Family and Pain

Oh, Thanksgiving. A time to see family and to be grateful. I have a wonderful family (though we have all been through very hard times) and I am grateful, but I have always had a difficult relationship with my sister. We have been the best of friends, but when we fight it is brutal. She has a great heart, but also has the ability to twist my words and hear something completely different from what I am saying. On my part, I get very emotional when I don’t feel heard. This impasse, like beating my head against a wall, wrecks me.

Growing up, it was just the two of us in a broken and abusive family. Being together in this sealed a bond for me. Because she was there, I wasn’t alone, and neither was she. She was a witness and fellow survivor of a difficult past. But we were also both wounded by this past.

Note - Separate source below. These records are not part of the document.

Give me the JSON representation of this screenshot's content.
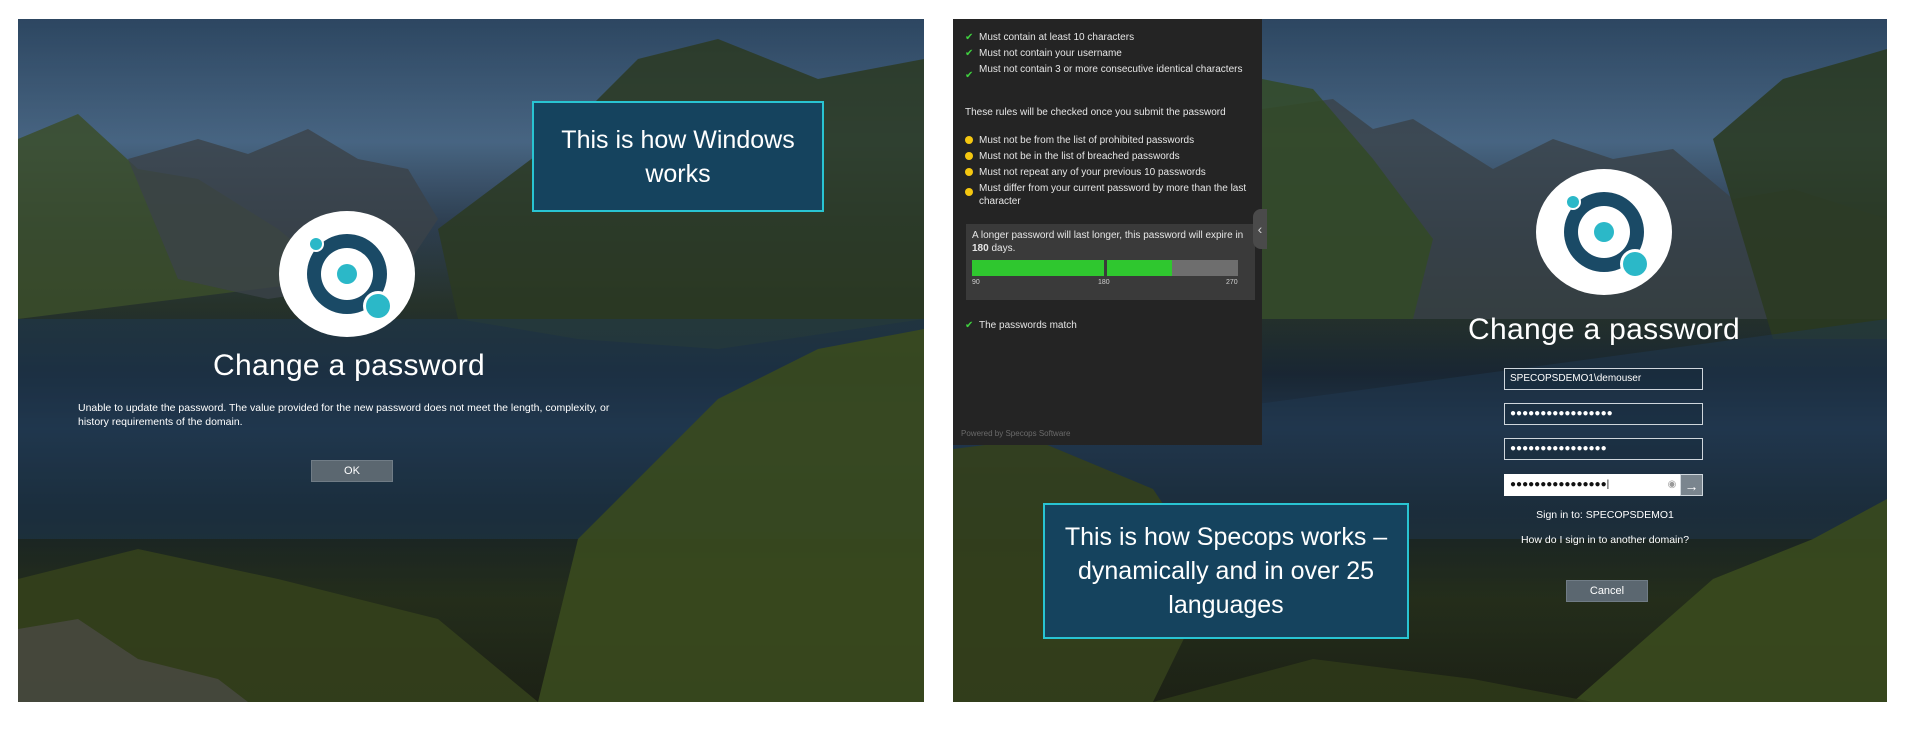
{
  "left": {
    "title": "Change a password",
    "message": "Unable to update the password. The value provided for the new password does not meet the length, complexity, or history requirements of the domain.",
    "ok_label": "OK",
    "callout": "This is how Windows works"
  },
  "right": {
    "rules_met": [
      "Must contain at least 10 characters",
      "Must not contain your username",
      "Must not contain 3 or more consecutive identical characters"
    ],
    "checked_on_submit_heading": "These rules will be checked once you submit the password",
    "rules_pending": [
      "Must not be from the list of prohibited passwords",
      "Must not be in the list of breached passwords",
      "Must not repeat any of your previous 10 passwords",
      "Must differ from your current password by more than the last character"
    ],
    "expiry_prefix": "A longer password will last longer, this password will expire in",
    "expiry_days": "180",
    "expiry_suffix": "days.",
    "expiry_scale": {
      "min": "90",
      "mid": "180",
      "max": "270"
    },
    "expiry_bar_fraction": 0.75,
    "passwords_match": "The passwords match",
    "powered_by": "Powered by Specops Software",
    "title": "Change a password",
    "username_value": "SPECOPSDEMO1\\demouser",
    "old_password_mask": "●●●●●●●●●●●●●●●●●",
    "new_password_mask": "●●●●●●●●●●●●●●●●",
    "confirm_password_mask": "●●●●●●●●●●●●●●●●|",
    "sign_in_to": "Sign in to: SPECOPSDEMO1",
    "other_domain_link": "How do I sign in to another domain?",
    "cancel_label": "Cancel",
    "callout": "This is how Specops works – dynamically and in over 25 languages"
  },
  "colors": {
    "callout_bg": "#15435e",
    "callout_border": "#29c4d2",
    "check_green": "#3fcf3f",
    "pending_yellow": "#f5c710",
    "bar_green": "#2fc72f",
    "logo_teal": "#2bb8c8",
    "logo_navy": "#1a4a66"
  },
  "icons": [
    "check-icon",
    "pending-dot-icon",
    "eye-icon",
    "arrow-right-icon",
    "chevron-left-icon",
    "specops-logo"
  ]
}
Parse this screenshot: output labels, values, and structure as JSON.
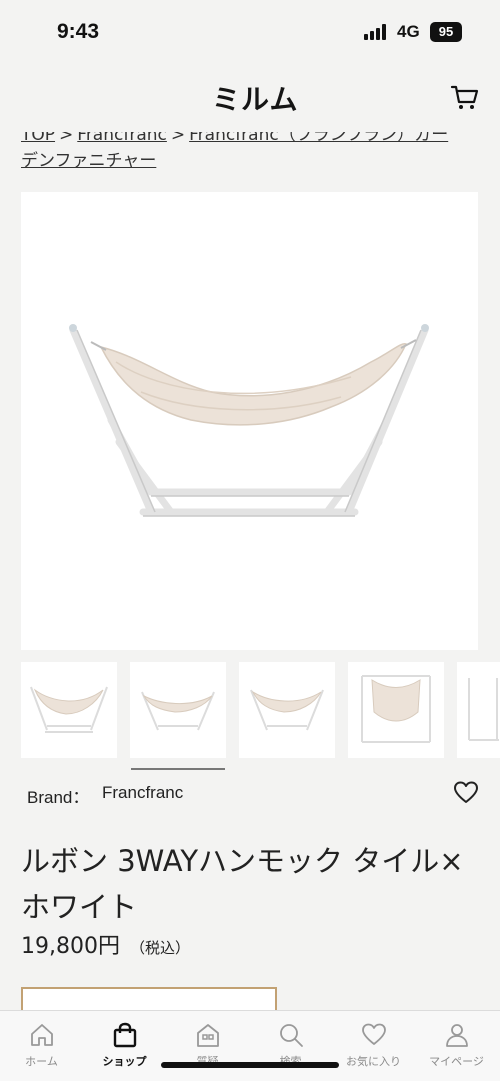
{
  "status": {
    "time": "9:43",
    "network": "4G",
    "battery": "95"
  },
  "header": {
    "logo": "ミルム",
    "cart_icon": "cart-icon"
  },
  "breadcrumb": {
    "items": [
      "TOP",
      "Francfranc",
      "Francfranc（フランフラン）ガーデンファニチャー"
    ],
    "line1": "Francfranc（フランフラン）ガー",
    "line2": "デンファニチャー"
  },
  "product": {
    "brand_label": "Brand：",
    "brand_name": "Francfranc",
    "title": "ルボン 3WAYハンモック タイル×ホワイト",
    "price": "19,800円",
    "tax": "（税込）"
  },
  "thumbnails": {
    "count_visible": 5,
    "selected_index": 1
  },
  "tabs": [
    {
      "label": "ホーム",
      "icon": "home-icon",
      "active": false
    },
    {
      "label": "ショップ",
      "icon": "shopping-bag-icon",
      "active": true
    },
    {
      "label": "質疑",
      "icon": "building-icon",
      "active": false
    },
    {
      "label": "検索",
      "icon": "search-icon",
      "active": false
    },
    {
      "label": "お気に入り",
      "icon": "heart-icon",
      "active": false
    },
    {
      "label": "マイページ",
      "icon": "user-icon",
      "active": false
    }
  ]
}
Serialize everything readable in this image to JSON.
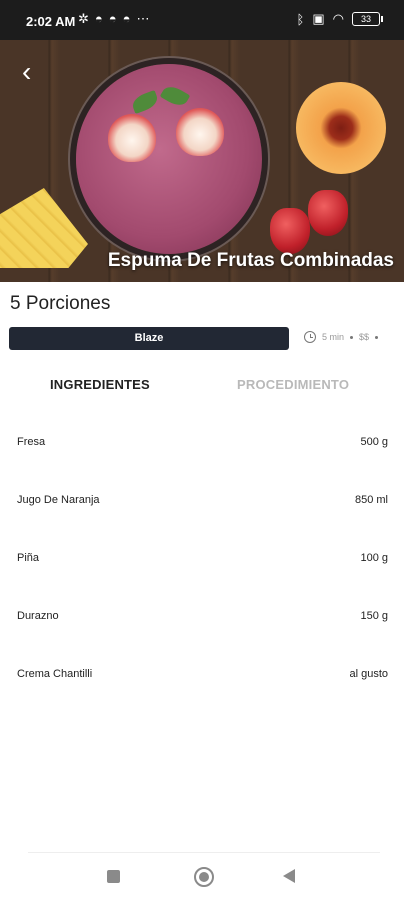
{
  "status_bar": {
    "time": "2:02 AM",
    "battery": "33",
    "left_icons": [
      "fan-icon",
      "discord-icon",
      "discord-icon",
      "discord-icon",
      "more-dots-icon"
    ],
    "right_icons": [
      "bluetooth-icon",
      "nfc-icon",
      "wifi-icon",
      "battery-icon"
    ]
  },
  "hero": {
    "title": "Espuma De Frutas Combinadas"
  },
  "recipe": {
    "servings": "5 Porciones",
    "tag": "Blaze",
    "time": "5 min",
    "price": "$$"
  },
  "tabs": [
    {
      "label": "INGREDIENTES",
      "active": true
    },
    {
      "label": "PROCEDIMIENTO",
      "active": false
    }
  ],
  "ingredients": [
    {
      "name": "Fresa",
      "qty": "500 g"
    },
    {
      "name": "Jugo De Naranja",
      "qty": "850 ml"
    },
    {
      "name": "Piña",
      "qty": "100 g"
    },
    {
      "name": "Durazno",
      "qty": "150 g"
    },
    {
      "name": "Crema Chantilli",
      "qty": "al gusto"
    }
  ],
  "colors": {
    "status_bar": "#1c1c1c",
    "tag_button": "#222834",
    "inactive_tab": "#b9b9b9"
  }
}
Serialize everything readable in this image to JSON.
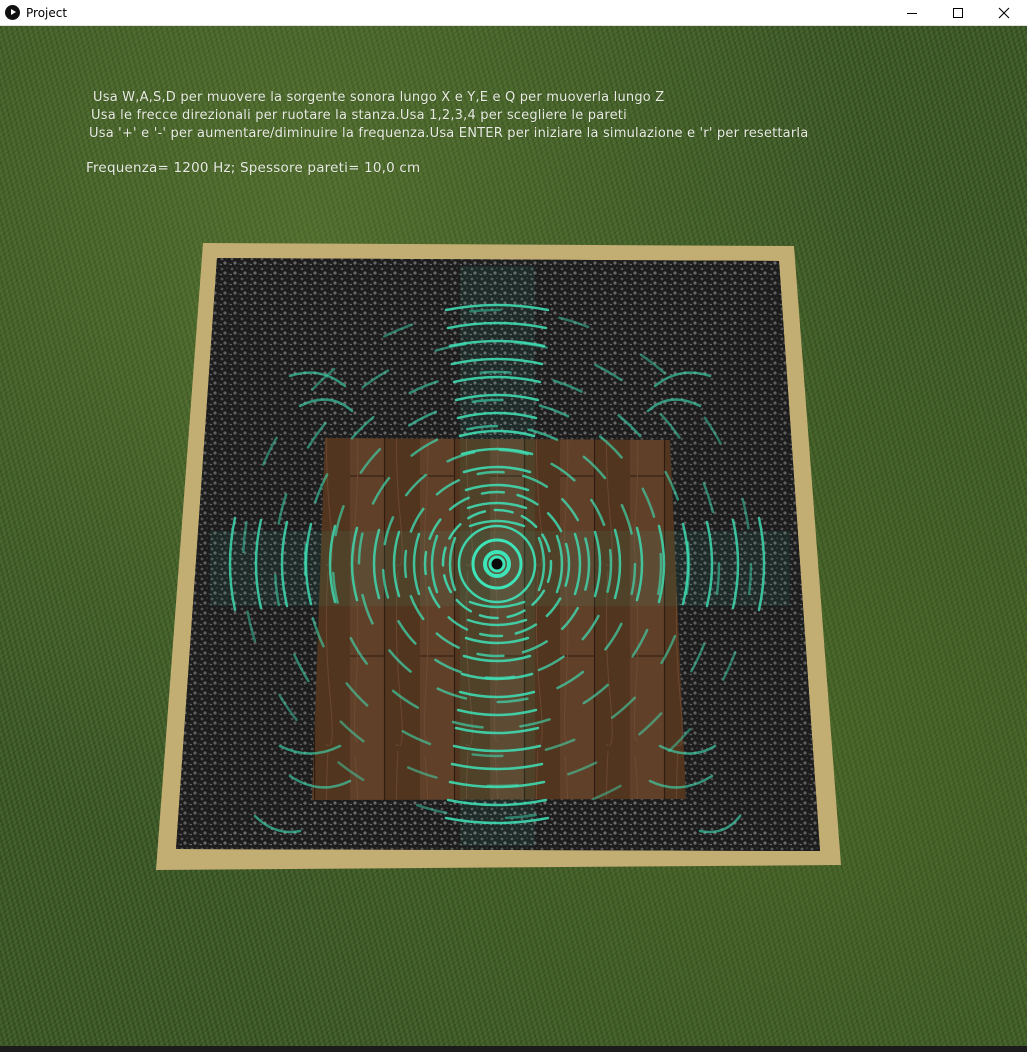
{
  "window": {
    "title": "Project",
    "controls": {
      "minimize": "minimize-icon",
      "maximize": "maximize-icon",
      "close": "close-icon"
    }
  },
  "hud": {
    "line1": "Usa W,A,S,D per muovere la sorgente sonora lungo X e Y,E e Q per muoverla lungo Z",
    "line2": "Usa le frecce direzionali per ruotare la stanza.Usa 1,2,3,4 per scegliere le pareti",
    "line3": "Usa '+' e '-' per aumentare/diminuire la frequenza.Usa ENTER per iniziare la simulazione e 'r' per resettarla",
    "frequency": "Frequenza=   1200 Hz; Spessore pareti=   10,0 cm"
  },
  "colors": {
    "wave": "#3fe3b8",
    "frame": "#c2ad72",
    "wall": "#1b1b1b",
    "floor": "#5a3a26",
    "grass": "#37551f"
  }
}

I don’t doubt that the pain of the past and the difficult relationships that continue even to this day and get repeated in new relationships contribute to my body being in pain. I believe that when I can’t work through things with the people I love that the only place for the pain to go is into my body. This is not due to stuffing my emotions, or not dealing with my feelings, or even engaging in self destructive behavior, which I don’t do. But my body becomes a shock absorber. The things that I cannot change still hurt. Every time my heart breaks, my body breaks too.